  • Health and safety – Tuk tuks are open to the elements and are not designed with your health or safety in mind. While riding in a tuk tuk you will be exposed to the elements, pollution as well as being more vulnerable to injury in the event of an accident then if you were in a taxi. Traffic in Bangkok can get pretty crazy.
  • Scams – Tuk tuk drivers picking up tourists are generally running a scam that starts out with offering a really cheap ride to where ever you want to go and then taking a detour to a local store or tourist trap. The tourist traps or markets pay the tuk tuk drivers for luring tourists in.
Where tuk-tuks go to sleep

Where tuk-tuks go to sleep

I broke down and rode in a tuk tuk once during my stay in Bangkok.
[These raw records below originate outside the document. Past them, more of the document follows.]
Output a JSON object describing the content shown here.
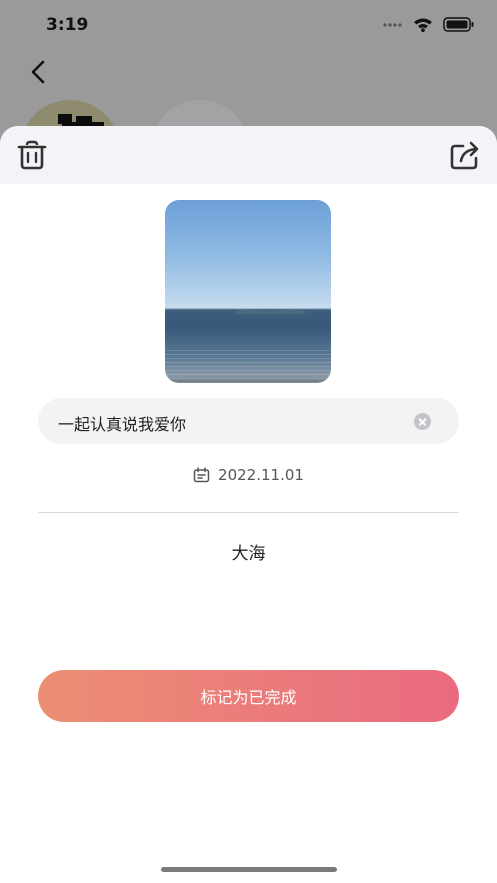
{
  "status_bar": {
    "time": "3:19"
  },
  "detail": {
    "title": "一起认真说我爱你",
    "date": "2022.11.01",
    "note": "大海",
    "complete_button": "标记为已完成"
  },
  "colors": {
    "button_gradient_start": "#ec8f74",
    "button_gradient_end": "#ea6a80",
    "sheet_header_bg": "#f4f4f8"
  },
  "icons": [
    "back-icon",
    "trash-icon",
    "share-icon",
    "calendar-icon",
    "clear-icon",
    "wifi-icon",
    "battery-icon",
    "signal-icon"
  ]
}
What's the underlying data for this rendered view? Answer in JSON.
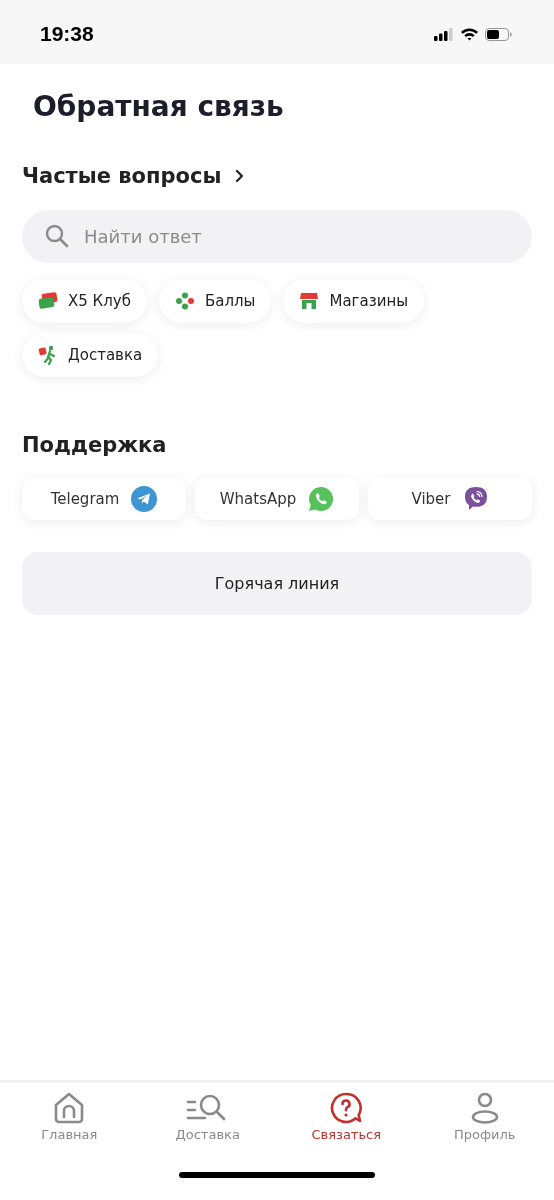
{
  "status_bar": {
    "time": "19:38"
  },
  "title": "Обратная связь",
  "faq": {
    "heading": "Частые вопросы",
    "search": {
      "placeholder": "Найти ответ"
    },
    "chips": [
      {
        "label": "X5 Клуб",
        "kind": "card"
      },
      {
        "label": "Баллы",
        "kind": "dots"
      },
      {
        "label": "Магазины",
        "kind": "store"
      },
      {
        "label": "Доставка",
        "kind": "courier"
      }
    ]
  },
  "support": {
    "heading": "Поддержка",
    "messengers": [
      {
        "label": "Telegram",
        "kind": "telegram"
      },
      {
        "label": "WhatsApp",
        "kind": "whatsapp"
      },
      {
        "label": "Viber",
        "kind": "viber"
      }
    ],
    "hotline": "Горячая линия"
  },
  "tab_bar": [
    {
      "label": "Главная",
      "kind": "home",
      "selected": false
    },
    {
      "label": "Доставка",
      "kind": "delivery",
      "selected": false
    },
    {
      "label": "Связаться",
      "kind": "contact",
      "selected": true
    },
    {
      "label": "Профиль",
      "kind": "profile",
      "selected": false
    }
  ]
}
The choice to hop into the tuk tuk wasn’t an easy one (although being slightly lost in a foreign city helped) but negotiating the fare before jumping helped make the ride come to a successful conclusion roughly where I wanted to end up (since I didn’t actually know exactly where I wanted to go, only a rough area in the city, I ended up “roughly” where I was going).

On the street

On the street

If you are interested in taking a tuk tuk in the city here are my suggestions for getting where you want to go:

  • Don’t get in the tuk tuk until you negotiated the price of the trip and the destination.
  • Make it clear to the driver during the negotiation that you want to go straight to your destination and the side trips are not acceptable.

Most tuk tuk drivers catering to tourists seem to make their money off the side trips and not your fare so they won’t give up easily. They will offer you heavily discounted or even free rides if you agree to the proposed side trips. If you want the ride without the side trips you will need to be insistent. I repeated the phrase, “50 baht no stop” many times before the driver stopped trying to negotiate and agreed to give me a ride to Dusit Park from Wat Saket (The Golden Mount) for 50 baht (about $2).

Was it worth it? Yes. Negotiating the ride was a real pain but the experience of riding through Bangkok in a tuk tuk was actually fun (if not a little scary). Would I do it again? Maybe, however you have to keep in mind that taxis in Bangkok are safer, air conditioned, and use meters. The cost of taking a taxi is also on par with the cost of taking a tuk tuk without the hassle of negotiating the rate.

Note: I would definitely be willing to make an exception for a ride in a royal tuk tuk like the one below on display in Dusit Park.

The King's Tuk Tuk

The King's Tuk Tuk